> [Instructions for the task]
Filter the entries for lines with the word "JSON".

> [Data extract]
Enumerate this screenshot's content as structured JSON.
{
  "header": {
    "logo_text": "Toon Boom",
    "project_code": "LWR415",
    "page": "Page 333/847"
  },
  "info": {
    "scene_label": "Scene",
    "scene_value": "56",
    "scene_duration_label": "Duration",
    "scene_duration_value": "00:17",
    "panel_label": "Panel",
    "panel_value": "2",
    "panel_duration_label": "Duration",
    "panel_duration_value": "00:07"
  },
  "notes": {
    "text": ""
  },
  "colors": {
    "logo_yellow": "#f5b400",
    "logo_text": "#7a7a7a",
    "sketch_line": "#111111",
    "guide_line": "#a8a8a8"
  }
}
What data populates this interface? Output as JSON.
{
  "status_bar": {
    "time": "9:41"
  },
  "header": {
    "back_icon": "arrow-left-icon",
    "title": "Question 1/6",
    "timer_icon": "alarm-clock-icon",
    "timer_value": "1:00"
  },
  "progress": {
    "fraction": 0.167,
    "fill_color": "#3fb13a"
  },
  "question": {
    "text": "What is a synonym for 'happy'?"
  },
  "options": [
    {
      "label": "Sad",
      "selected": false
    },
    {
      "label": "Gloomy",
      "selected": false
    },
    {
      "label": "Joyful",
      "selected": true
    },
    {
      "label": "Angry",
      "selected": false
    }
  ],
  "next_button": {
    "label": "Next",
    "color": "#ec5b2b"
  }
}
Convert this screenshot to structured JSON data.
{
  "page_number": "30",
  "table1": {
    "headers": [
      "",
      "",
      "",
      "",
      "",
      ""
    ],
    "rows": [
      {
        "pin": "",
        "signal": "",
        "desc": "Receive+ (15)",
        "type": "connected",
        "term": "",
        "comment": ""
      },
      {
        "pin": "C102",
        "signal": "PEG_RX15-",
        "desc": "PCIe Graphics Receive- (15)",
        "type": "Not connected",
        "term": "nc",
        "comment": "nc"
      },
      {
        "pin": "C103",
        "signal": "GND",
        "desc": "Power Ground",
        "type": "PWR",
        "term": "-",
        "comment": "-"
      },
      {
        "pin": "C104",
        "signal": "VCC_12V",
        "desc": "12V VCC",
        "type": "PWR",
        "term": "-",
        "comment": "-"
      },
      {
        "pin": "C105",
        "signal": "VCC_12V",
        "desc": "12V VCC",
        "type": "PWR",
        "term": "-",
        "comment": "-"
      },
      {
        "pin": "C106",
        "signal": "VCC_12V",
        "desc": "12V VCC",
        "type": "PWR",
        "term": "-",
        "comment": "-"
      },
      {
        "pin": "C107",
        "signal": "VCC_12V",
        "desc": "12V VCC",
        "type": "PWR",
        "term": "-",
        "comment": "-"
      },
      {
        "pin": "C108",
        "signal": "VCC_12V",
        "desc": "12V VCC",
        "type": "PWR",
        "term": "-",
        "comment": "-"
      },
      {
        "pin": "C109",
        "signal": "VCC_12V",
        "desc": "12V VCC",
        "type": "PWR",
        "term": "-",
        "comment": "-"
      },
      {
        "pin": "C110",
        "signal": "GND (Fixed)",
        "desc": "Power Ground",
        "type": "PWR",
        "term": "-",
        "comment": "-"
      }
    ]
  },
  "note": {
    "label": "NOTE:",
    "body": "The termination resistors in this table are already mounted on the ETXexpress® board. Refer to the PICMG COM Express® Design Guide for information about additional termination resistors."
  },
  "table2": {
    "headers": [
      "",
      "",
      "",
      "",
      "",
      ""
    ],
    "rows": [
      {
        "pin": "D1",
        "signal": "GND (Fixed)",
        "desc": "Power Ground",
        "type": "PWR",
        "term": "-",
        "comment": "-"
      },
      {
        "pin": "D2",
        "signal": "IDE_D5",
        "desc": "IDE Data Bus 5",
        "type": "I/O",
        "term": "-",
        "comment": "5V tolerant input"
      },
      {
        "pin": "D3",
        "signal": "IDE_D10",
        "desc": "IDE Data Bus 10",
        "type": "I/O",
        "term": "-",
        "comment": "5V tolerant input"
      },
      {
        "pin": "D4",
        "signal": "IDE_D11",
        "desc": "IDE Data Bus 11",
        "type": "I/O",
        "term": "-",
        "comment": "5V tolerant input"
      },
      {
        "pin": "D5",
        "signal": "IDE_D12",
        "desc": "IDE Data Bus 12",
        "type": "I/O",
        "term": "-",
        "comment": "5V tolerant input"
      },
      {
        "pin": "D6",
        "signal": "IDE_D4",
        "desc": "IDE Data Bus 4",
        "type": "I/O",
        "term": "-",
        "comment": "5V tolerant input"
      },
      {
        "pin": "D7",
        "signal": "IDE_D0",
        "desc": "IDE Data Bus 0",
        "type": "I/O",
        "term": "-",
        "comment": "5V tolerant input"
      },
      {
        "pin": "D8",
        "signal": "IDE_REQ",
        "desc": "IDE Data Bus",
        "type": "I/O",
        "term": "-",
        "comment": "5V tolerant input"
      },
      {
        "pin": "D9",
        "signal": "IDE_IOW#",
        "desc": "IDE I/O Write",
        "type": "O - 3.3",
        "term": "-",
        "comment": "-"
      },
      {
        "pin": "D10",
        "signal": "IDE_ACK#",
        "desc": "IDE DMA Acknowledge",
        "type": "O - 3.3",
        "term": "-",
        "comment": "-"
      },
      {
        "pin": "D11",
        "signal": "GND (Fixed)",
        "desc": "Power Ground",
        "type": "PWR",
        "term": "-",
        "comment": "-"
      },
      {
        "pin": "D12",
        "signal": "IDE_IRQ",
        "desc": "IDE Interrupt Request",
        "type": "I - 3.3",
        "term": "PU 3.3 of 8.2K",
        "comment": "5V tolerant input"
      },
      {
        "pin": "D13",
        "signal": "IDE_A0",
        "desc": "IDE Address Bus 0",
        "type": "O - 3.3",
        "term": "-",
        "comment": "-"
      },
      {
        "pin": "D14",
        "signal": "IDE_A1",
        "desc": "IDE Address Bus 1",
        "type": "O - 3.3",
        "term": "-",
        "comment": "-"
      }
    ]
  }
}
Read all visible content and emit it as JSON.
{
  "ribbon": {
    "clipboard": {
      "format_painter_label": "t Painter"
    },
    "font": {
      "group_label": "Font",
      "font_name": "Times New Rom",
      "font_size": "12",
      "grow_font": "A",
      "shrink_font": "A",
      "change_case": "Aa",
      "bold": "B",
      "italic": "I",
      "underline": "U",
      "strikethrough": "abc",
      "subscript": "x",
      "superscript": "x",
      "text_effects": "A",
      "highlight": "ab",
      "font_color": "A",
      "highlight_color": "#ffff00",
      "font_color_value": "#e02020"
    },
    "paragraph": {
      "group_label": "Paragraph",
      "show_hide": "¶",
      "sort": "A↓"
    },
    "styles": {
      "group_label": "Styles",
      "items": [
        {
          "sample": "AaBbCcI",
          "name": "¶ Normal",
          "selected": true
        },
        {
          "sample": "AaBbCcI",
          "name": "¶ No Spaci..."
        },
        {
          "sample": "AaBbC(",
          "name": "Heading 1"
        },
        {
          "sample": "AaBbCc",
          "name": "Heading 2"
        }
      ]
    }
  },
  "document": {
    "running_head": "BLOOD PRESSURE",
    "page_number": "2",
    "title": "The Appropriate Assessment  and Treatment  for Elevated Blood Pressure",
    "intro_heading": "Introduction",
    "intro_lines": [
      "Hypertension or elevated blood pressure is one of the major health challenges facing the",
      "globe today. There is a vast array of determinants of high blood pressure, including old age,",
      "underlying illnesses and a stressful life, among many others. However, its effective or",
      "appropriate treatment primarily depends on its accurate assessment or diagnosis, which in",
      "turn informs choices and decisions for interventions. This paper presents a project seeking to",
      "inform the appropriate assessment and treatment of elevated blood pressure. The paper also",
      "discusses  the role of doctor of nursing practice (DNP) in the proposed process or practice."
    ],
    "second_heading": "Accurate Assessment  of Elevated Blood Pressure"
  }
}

> [Response area]
Enumerate this screenshot's content as structured JSON.
What data populates this interface? Output as JSON.
Convert this screenshot to structured JSON data.
Read all visible content and emit it as JSON.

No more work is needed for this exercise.